Director Energy Conservation and Renewable Energy in the Ministry of Energy and Power Development Dr Sosten Ziuku recently revealed that the ministry had since submitted a policy framework and road map for Zimbabwe e-Mobility to the Government for evaluation.

The policy document seeks, among other issues, to address the transport challenges in the country, including sustainable development goals (SDGs), which will reduce the negative impacts of climate change and ensure sustainable development.

Private sector companies are already working closely with the Government and line ministries in setting up e-vehicle plants in Harare and this is expected to create significant employment.

Already, three EVs assembly plants have been established in Harare by Build Your Dreams Zimbabwe (BYD), ZimTorque and Brad-Tech, with electric vehicles anticipated to significantly reduce the country's fuel import bill in the long run.

There are also calls to increase awareness of electric vehicles and make them more available since they are generally cheaper to run and they sharply reduce carbon emissions which have caused climate change, even if they use carbon-generated electricity.

Mr Song left South Korea on Sunday on the journey that will also take him to South Africa and Mozambique for six days up to Friday.

He is the first businessman to be dispatched overseas as the Minister of Foreign Affairs' special envoy for Busan's bid to host World Expo 2030.

Africa has 45 member countries of the Bureau International des Expositions (BIE), which is the second largest following Europe with 48 members.

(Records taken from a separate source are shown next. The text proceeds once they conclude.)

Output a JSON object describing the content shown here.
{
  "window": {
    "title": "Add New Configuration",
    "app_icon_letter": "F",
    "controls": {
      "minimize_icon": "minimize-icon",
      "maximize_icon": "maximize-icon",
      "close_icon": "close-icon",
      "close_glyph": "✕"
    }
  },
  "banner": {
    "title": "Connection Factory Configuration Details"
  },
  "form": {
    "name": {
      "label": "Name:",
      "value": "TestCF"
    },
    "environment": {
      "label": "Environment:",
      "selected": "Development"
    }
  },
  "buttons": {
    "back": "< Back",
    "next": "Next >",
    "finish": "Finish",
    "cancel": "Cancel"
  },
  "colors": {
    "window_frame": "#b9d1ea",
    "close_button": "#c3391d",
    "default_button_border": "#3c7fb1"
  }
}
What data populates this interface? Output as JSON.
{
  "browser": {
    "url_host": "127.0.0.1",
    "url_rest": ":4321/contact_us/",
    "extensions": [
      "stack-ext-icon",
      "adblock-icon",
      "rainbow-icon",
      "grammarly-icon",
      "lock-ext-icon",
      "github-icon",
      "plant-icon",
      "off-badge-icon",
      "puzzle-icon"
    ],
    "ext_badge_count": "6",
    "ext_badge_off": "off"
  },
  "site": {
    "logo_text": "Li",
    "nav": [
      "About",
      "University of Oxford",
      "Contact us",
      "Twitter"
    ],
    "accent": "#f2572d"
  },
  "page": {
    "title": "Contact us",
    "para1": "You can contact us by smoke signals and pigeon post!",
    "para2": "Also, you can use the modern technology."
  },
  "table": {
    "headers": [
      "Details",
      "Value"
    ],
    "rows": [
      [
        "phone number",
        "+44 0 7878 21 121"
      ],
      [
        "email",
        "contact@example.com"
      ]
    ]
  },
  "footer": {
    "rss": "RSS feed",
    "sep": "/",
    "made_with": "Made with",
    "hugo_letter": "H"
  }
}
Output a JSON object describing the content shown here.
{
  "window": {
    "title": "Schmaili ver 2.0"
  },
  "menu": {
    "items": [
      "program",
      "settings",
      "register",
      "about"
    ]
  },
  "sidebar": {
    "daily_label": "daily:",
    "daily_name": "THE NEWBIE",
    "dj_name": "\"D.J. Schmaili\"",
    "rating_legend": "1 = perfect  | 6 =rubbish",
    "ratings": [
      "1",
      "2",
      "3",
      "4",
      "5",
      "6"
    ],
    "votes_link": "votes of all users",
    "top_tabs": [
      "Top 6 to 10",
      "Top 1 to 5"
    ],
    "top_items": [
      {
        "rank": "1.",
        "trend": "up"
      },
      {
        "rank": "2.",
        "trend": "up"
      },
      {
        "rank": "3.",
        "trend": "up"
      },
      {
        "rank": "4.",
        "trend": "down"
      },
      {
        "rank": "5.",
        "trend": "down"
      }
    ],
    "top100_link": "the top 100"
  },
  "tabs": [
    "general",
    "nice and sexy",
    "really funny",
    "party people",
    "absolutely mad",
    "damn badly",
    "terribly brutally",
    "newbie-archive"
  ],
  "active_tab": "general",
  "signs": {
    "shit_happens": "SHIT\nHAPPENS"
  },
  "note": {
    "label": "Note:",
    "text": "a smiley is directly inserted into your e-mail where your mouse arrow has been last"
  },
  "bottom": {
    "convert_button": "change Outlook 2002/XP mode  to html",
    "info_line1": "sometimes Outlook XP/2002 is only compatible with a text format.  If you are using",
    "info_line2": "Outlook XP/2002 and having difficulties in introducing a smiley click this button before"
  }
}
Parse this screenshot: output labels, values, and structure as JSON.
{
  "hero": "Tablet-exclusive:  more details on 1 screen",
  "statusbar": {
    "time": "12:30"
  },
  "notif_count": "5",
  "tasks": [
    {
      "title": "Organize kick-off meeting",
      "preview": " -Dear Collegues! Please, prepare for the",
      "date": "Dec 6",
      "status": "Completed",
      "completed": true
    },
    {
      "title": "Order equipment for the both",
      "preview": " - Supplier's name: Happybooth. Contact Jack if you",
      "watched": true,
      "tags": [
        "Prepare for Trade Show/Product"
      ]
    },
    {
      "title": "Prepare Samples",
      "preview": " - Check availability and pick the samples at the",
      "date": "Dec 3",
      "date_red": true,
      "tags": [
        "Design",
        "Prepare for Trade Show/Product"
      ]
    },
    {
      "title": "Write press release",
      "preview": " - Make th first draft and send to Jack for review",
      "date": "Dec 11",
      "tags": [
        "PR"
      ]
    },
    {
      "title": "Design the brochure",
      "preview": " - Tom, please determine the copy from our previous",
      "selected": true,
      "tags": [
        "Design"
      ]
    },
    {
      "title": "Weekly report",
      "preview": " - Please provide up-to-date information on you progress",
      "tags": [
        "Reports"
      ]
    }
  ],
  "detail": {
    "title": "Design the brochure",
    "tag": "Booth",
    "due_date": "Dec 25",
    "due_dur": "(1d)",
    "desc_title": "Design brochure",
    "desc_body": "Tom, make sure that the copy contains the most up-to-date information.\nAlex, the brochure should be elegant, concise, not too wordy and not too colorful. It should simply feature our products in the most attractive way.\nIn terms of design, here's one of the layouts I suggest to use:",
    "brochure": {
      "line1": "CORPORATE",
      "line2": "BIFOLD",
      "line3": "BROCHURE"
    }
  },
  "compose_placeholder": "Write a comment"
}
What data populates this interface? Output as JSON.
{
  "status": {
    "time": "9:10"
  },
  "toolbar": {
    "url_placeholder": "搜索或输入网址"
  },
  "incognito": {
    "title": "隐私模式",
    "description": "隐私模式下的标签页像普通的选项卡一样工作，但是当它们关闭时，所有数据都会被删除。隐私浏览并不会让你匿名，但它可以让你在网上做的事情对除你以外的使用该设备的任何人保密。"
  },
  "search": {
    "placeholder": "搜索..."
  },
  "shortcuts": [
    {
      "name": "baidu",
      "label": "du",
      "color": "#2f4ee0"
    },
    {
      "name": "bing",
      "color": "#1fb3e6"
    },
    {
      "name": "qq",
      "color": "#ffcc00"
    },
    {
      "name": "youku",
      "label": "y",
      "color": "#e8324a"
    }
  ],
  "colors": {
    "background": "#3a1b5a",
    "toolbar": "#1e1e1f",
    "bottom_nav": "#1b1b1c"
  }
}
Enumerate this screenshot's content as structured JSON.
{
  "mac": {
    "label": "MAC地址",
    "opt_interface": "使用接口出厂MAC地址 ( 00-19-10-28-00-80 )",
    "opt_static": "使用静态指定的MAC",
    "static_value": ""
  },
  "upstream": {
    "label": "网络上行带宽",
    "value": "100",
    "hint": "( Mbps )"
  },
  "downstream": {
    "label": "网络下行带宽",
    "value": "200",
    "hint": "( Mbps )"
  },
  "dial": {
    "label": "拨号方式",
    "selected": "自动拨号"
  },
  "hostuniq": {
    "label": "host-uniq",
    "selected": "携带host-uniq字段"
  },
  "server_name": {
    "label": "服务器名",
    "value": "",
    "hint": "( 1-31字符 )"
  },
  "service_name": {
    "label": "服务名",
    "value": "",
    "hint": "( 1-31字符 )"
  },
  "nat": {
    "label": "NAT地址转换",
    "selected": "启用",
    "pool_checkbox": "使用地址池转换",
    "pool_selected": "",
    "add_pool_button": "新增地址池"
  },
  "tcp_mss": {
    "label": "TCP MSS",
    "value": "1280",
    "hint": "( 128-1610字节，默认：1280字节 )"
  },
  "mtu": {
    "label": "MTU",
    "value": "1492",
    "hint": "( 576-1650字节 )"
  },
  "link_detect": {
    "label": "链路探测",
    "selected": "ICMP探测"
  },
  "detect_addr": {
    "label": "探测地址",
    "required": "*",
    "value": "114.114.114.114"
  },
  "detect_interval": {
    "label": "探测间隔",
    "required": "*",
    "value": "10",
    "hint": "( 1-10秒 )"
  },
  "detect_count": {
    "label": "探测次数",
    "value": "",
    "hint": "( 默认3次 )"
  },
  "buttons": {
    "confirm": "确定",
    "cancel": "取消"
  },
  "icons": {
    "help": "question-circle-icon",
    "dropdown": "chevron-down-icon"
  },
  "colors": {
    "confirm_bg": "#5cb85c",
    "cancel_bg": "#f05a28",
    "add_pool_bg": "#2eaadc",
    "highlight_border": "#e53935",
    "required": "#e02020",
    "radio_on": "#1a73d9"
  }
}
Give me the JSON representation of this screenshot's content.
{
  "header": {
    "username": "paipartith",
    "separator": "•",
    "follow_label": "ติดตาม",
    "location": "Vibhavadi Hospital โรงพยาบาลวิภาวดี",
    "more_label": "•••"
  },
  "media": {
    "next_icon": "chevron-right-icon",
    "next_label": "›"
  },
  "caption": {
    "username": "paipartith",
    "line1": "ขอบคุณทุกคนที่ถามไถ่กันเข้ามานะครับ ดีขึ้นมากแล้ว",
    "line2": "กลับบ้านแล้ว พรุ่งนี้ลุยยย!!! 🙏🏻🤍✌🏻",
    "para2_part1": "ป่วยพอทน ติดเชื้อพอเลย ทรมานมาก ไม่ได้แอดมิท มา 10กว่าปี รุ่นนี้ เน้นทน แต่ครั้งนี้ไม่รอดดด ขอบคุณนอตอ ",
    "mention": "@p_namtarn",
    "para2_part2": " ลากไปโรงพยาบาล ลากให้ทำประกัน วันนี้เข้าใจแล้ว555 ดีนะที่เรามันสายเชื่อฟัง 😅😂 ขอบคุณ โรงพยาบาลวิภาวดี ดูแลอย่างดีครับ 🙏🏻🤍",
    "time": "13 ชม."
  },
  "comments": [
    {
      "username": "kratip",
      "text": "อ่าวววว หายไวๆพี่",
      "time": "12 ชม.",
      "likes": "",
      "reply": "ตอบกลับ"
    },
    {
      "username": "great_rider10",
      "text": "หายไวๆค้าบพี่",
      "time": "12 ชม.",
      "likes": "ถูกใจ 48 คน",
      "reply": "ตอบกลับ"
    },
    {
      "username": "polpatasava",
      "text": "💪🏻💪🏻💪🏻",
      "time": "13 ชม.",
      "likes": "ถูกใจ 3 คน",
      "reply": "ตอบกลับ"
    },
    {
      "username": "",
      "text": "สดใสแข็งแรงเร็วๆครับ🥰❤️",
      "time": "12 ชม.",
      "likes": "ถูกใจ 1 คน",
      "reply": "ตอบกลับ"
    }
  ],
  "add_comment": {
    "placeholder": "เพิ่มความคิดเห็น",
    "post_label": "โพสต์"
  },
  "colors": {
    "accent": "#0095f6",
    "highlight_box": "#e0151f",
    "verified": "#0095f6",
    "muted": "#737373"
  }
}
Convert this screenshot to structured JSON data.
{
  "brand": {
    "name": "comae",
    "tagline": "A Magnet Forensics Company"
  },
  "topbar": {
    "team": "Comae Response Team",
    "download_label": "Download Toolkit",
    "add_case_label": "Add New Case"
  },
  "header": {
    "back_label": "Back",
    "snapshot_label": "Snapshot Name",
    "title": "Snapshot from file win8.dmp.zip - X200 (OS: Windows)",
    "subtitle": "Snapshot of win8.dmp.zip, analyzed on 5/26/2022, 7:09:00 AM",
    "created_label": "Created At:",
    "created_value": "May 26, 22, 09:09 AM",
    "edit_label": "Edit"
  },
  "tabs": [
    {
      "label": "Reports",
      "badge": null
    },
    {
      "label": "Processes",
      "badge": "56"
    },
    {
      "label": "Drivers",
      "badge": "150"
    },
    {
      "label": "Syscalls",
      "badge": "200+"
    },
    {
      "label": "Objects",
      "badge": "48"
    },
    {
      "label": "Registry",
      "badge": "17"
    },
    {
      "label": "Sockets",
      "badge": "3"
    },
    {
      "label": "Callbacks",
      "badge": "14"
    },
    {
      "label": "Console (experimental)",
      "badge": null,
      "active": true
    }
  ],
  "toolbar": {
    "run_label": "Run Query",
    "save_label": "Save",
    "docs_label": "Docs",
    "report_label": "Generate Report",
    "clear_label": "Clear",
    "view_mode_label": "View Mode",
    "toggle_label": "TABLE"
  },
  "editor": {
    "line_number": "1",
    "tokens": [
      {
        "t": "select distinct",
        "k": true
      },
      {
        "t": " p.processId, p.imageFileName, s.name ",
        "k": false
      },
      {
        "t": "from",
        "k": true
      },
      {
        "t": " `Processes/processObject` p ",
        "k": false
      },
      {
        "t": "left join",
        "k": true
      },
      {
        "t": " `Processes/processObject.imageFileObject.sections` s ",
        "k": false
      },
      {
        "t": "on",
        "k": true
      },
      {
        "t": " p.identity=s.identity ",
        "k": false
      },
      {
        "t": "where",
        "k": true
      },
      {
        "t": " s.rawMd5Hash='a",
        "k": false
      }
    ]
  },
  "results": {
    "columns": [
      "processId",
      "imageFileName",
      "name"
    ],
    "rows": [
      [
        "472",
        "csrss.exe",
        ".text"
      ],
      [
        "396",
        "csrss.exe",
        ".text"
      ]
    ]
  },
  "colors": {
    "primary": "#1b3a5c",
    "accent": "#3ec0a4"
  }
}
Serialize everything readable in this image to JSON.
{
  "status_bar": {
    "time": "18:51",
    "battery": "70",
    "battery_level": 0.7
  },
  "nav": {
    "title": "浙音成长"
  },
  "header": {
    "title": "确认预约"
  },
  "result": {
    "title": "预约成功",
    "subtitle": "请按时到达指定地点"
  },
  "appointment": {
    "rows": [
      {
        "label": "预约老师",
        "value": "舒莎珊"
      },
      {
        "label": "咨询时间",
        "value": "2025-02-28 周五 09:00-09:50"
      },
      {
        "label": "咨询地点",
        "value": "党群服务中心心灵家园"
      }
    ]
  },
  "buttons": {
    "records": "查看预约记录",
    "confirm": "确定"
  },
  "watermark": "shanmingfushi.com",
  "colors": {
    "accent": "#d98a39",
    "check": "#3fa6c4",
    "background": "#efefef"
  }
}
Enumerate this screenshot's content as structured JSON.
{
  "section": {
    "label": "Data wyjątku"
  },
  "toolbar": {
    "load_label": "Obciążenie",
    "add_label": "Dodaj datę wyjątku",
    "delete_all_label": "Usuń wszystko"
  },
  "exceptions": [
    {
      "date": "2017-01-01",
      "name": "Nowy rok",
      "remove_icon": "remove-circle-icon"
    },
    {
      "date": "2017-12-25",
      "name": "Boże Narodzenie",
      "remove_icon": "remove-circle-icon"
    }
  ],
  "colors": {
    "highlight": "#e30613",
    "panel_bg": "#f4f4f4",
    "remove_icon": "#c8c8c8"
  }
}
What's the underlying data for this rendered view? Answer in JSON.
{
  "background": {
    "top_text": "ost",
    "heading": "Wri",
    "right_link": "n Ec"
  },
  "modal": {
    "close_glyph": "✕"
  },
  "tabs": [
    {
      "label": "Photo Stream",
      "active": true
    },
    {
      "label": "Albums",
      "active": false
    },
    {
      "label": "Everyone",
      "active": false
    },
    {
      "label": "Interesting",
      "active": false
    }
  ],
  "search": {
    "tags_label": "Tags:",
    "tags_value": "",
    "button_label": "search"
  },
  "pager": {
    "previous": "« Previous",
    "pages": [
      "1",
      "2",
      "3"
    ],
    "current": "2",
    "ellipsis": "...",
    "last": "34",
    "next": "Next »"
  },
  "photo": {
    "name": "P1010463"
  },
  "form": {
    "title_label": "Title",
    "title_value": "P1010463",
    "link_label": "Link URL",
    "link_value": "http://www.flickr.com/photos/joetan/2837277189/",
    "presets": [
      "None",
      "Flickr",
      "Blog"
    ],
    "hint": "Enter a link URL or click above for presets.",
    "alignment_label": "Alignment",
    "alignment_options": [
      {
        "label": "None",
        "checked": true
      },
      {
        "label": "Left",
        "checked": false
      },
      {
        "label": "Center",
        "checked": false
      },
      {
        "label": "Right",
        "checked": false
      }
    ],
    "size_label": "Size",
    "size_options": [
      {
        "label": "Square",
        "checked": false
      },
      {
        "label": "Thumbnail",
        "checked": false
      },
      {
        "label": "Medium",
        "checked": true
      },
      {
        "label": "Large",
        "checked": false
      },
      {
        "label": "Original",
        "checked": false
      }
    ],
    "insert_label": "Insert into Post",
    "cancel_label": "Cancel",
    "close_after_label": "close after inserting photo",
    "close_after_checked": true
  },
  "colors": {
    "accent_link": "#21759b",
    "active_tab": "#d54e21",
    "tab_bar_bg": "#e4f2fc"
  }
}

"Africa has the second largest number of members of the international organisation on the Expo after Europe, so this visit is very meaningful," a Hyundai Motor Group official was quoted as saying.

Mr Song will visit Johannesburg and Pretoria, the administrative capital of South Africa, Maputo in Mozambique and Harare where he will meet high-ranking government officials and key figures in government ministries.

At those meetings, he will explain Busan's competitiveness and future vision for hosting the World Expo 2030 and seek support for the southern port city's bid.

According to reports, Mr Song will emphasise that Korea is the best country to support the growth of African countries by sharing the case of the country's transition from an economic aid recipient to a donor nation.

Hyundai Motor Group has been operating "Green Light Project," a social contribution project in Africa since 2012, and there will be discussions on the possibility of various social contribution projects in the future.

Source - The Herald